Copy every line from the records below that carries the word "code".
__________________________________________________
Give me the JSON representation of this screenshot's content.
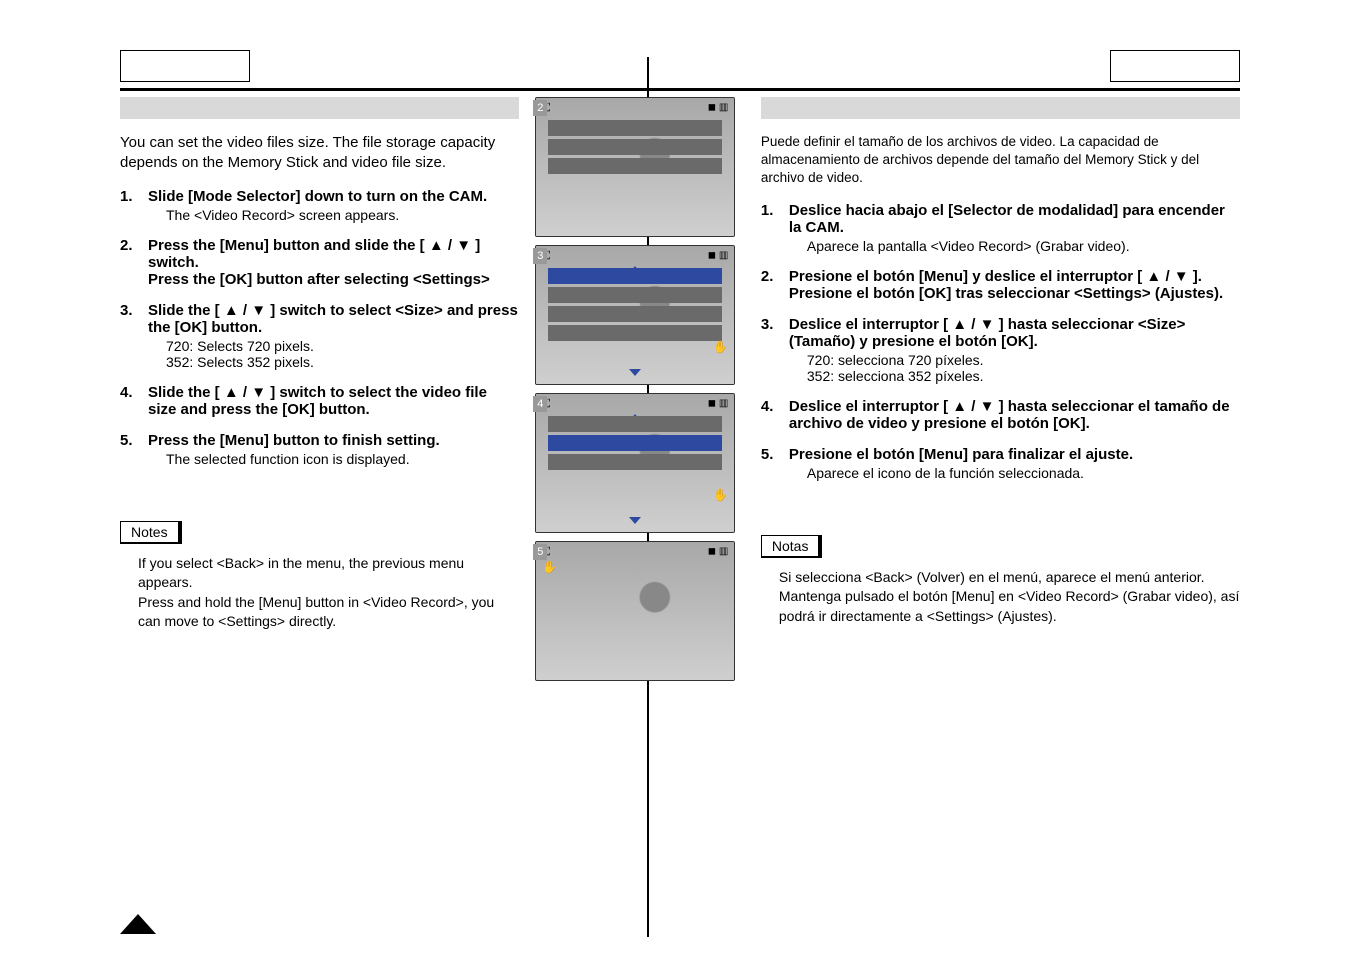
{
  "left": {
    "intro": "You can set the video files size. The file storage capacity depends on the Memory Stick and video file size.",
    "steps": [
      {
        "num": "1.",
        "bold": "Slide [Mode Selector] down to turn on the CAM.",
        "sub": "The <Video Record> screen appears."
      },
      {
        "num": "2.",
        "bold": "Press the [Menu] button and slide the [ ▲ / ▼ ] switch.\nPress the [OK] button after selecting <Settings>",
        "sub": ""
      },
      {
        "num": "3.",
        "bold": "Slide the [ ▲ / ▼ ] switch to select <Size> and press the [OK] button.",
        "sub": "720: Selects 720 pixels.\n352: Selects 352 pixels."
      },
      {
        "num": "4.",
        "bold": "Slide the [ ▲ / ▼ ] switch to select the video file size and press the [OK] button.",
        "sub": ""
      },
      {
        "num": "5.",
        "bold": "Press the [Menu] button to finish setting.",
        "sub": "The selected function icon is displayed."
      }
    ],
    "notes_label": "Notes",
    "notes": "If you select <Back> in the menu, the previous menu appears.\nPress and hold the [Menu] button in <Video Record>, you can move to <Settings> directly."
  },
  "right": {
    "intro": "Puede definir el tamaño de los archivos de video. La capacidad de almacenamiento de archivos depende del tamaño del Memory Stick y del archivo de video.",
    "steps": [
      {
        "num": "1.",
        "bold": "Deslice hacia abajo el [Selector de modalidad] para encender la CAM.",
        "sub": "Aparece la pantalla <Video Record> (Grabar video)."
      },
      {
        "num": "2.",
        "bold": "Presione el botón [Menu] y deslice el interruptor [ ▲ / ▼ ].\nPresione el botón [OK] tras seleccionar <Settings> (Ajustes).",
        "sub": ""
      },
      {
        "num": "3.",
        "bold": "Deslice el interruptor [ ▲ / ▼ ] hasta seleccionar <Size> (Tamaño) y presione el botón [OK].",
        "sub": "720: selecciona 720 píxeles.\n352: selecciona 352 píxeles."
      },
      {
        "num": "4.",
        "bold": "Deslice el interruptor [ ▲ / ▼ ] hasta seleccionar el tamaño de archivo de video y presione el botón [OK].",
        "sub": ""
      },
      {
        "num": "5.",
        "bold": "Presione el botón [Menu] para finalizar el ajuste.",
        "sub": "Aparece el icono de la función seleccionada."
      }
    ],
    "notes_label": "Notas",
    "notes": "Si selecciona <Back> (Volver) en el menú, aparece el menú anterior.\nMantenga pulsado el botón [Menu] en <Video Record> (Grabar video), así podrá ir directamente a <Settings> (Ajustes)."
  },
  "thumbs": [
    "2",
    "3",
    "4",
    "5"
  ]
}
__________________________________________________
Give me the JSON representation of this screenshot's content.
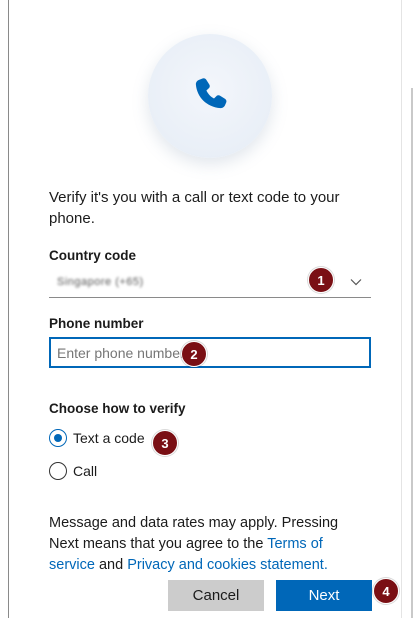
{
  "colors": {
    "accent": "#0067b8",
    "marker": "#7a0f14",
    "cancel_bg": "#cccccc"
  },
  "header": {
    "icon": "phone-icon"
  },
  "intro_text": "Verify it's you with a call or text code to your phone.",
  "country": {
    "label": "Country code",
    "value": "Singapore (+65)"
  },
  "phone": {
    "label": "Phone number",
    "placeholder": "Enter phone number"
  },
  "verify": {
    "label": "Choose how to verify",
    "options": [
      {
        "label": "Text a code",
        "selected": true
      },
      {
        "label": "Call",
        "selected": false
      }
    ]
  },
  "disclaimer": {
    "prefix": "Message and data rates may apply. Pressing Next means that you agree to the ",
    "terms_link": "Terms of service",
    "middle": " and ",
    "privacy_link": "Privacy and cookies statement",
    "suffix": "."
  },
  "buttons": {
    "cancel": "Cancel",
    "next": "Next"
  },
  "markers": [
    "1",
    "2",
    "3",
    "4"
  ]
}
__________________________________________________
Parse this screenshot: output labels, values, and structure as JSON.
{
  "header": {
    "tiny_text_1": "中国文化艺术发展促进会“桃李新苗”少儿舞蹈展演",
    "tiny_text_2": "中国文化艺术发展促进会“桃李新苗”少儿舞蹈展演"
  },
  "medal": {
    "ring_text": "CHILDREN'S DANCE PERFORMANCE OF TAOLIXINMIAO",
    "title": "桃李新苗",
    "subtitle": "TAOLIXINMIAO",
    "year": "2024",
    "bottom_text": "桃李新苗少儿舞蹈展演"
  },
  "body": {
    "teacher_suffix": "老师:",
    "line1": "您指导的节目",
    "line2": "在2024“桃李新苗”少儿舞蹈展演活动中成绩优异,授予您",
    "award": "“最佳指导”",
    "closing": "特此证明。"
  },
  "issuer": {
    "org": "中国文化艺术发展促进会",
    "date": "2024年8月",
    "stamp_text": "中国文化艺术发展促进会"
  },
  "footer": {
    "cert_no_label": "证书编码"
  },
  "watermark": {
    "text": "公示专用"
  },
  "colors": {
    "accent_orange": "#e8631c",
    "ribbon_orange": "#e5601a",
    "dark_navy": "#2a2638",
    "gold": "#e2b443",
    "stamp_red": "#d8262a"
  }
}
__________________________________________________
Task result:
  "intro_text": "Verify it's you with a call or text code to your phone.",
    "label": "Country code",
        "label": "Text a code",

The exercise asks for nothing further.